- Buses aren’t the only thing that work slightly different there. Another thing that I struggled to make sense of were tourist agencies: Not the fact that they exist, of course, but that there’d be so many of them, so close to each other, all offering pretty much the exact same thing (you’d often find yourself on a tour with people who purchased their trip at a different agency), and many of them owned by the same person. How can that possible be profitable?
I suspect two culprits: low wages/rents and coordination problems. The first is what makes it possible to hire a lot more people and open a lot more stores in slightly different locations than you’d really need to run your business, workload-wise. The second means that even if things once started out as some hyper-efficient Garden of Eden, where each tour operator opens only one shop, but makes the same profit, savvy businesspeople will soon ruin this idyllic set-up: By opening more stores than everybody else, you can lure some customers away from your competitors — not because your product is better, but because of exposure/geographical convenience. Since all tour operators are savvy (those who aren’t have long been removed from the market), everybody opens a whole bunch of shops, and thus brings about a new equilibrium where everybody’s worse off.
- I also feel that restaurants work in a similar way: It’s not uncommon that you order something and then see the chef crossing the road to get the missing ingredients from the restaurant on the other side of the street. Again, low ages might explain that, but at least their menu is more varied than the tourist agencies’.
- It’s also often cheaper to eat out than to buy groceries in a supermarket and cook for yourself. Big supermarkets in particular don’t actually offer any better deals than their counterparts over here, which I found surprising (lots of locals go there as well). By contrast, street markets and bakeries offer real bargains.

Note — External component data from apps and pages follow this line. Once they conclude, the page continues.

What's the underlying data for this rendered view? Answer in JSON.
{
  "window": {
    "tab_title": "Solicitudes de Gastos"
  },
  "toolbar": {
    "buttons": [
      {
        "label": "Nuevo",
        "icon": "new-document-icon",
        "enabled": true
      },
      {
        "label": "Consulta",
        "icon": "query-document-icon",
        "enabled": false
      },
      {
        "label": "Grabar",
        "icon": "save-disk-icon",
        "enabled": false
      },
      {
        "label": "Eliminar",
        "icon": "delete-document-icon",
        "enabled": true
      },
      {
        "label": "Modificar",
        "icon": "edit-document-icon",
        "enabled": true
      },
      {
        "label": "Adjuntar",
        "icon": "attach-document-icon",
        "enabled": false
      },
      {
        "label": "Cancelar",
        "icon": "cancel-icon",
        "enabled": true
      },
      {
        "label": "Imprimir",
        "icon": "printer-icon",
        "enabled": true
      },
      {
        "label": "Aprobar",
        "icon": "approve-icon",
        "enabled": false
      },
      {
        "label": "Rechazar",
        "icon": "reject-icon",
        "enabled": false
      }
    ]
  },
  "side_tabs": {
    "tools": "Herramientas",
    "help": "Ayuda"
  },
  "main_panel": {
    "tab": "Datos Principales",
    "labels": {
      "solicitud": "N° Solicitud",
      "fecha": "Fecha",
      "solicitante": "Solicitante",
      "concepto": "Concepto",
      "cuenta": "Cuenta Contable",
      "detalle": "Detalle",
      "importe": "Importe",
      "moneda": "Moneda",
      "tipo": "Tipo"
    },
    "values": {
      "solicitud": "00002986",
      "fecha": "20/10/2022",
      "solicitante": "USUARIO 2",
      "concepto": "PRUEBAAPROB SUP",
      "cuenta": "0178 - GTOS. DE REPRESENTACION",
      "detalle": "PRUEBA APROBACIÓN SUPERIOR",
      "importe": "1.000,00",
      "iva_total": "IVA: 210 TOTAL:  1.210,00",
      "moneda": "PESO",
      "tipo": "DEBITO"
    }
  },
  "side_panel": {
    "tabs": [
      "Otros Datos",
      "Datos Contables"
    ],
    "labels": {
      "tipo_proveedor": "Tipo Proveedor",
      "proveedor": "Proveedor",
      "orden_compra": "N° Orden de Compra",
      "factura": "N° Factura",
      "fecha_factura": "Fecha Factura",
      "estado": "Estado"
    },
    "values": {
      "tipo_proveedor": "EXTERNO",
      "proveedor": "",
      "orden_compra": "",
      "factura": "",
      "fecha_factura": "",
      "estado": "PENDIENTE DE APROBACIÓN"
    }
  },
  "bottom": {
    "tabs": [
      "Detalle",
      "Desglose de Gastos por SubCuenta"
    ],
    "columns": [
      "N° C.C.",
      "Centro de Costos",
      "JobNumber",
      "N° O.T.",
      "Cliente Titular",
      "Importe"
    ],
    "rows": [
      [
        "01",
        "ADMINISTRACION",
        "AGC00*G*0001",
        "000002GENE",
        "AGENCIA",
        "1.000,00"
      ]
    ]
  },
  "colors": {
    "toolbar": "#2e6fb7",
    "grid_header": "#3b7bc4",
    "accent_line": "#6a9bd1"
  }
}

- A Latin American constant: Whenever you walk somewhere next to a street, an unreasonable number of drivers will honk at you. Why? I haven’t fully figured out yet. I get why cab drivers looking for passenger would do that, but everyone else?
- Part of the reason why we went to Ecuador was for its mountains, which are quite a different category from what you’d find in the alps. Do not underestimate the challenge if you hope to summit one of the country’s highest peaks — Cotopaxi’s refuge, to pick one example, is already higher than Mont Blanc! Despite my ultra-running background and some serious acclimatization, we failed to reach the summit, largely due to altitude sickness. While disappointing, it definitely taught me a lesson in humility.
Interesting side fact: For many of the most famous mountains, you will actually need a certified mountain guide to even be allowed to enter the national park. Some smaller peaks, such as Tungurahua, have a checkpoint at the entrance where you have to promise them you will definitely not attempt to climb the summit alone and just want to sleep a night in the refuge (because they’re so incredible, well, cozy?). Of course they know you’re lying, so why have such a policy in the first place? My theory is that if a sign like “Dangerous! Don’t go without a guide!” doesn’t scare you away, you’re probably experienced enough to go. Also, too few people go there to justify the effort of a more thorough control.
- Somehow, I managed to ignore the existence of Maps.me, or at least never tried it out before this trip. While not perfect, the offline map feature and the many small hiking paths they somehow managed to track down (many of which aren’t indicated in any way on the ground) very extremely helpful. (No, they don’t pay me for posting this, but if you know how that works, tell me.)
- Lastly: I consider it a minor tragedy that in a country like Ecuador, which produces an outstanding variety of coffee cultures, most people would drink the human rights violation that is instant coffee. The filtered variant is most easily found in tourist hotspots, but hard to come by anywhere is.